In response to James 1:19, author Jon Bloom says that we should respond with, instead of anger, “patience, graciousness, honesty, clarity, and, if possible, brevity.” In verse 20, James writes, “Human anger does not produce the righteousness that God desires.” To put another way, relational clashes will strengthen the marriage if they are guided by the right anger, meaning anger that doesn’t lead to sin (Ephesians 4:26).
Along with interrupting my wife during arguments, I’ll further confess that I’ve gone to bed angry—despite Paul’s instruction to the contrary. Settling discord before the sun sets is hard, and unresolved conflict at 10 p.m. grows increasingly difficult as fatigue sets in and angst grows. Still, as author Marshall Segal writes, “One practical reason not to trust our anger to time is that delaying reconciliation almost always makes reconciliation harder.” Since anger doesn’t bring about the righteous life that God desires, husband and wife should strive to reconcile all strife before the next day. “Weeping may stay for the night, but rejoicing comes in the morning,” writes David.
Abounding in Love

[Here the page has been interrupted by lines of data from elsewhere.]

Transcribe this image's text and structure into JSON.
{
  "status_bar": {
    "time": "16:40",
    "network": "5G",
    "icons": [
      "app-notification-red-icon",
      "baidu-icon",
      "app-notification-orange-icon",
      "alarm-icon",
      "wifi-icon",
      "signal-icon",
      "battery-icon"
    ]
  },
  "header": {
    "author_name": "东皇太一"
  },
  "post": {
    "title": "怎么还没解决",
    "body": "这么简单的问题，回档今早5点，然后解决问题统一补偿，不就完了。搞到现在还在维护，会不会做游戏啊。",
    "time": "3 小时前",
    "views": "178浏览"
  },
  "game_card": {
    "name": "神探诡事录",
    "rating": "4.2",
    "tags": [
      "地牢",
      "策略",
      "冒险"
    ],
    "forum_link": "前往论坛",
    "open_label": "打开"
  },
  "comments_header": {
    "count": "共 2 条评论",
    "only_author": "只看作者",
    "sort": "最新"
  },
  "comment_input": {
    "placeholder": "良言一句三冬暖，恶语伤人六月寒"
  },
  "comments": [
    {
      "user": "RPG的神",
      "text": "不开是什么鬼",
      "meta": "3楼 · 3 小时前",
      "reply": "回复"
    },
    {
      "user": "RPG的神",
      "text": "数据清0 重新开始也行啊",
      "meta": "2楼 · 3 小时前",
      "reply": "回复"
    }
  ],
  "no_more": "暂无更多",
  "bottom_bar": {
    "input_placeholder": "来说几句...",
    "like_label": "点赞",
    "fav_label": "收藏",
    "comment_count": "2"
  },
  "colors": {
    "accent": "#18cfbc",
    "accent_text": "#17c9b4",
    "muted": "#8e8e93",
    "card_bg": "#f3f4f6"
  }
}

Thank God that he is slow to anger and abounding in love. God is love. What’s more, he has graciously provided men and women who have committed to marriage a text that provides remarkable counsel. “All Scripture is God-breathed and is useful for teaching, rebuking, correcting and training in righteousness,” writes Paul. There’s the Proverbs 31 woman and the treatise on love in I Corinthians 13 and the power of togetherness in Ecclesiastes. I’m currently grateful for James and his admonition to listen first, speak slowly, and refrain from anger. I sometimes do the opposite during disagreements with my wife, but we’ve committed to uphold James 1:19, a “marriage motto” if you will, till death do us part.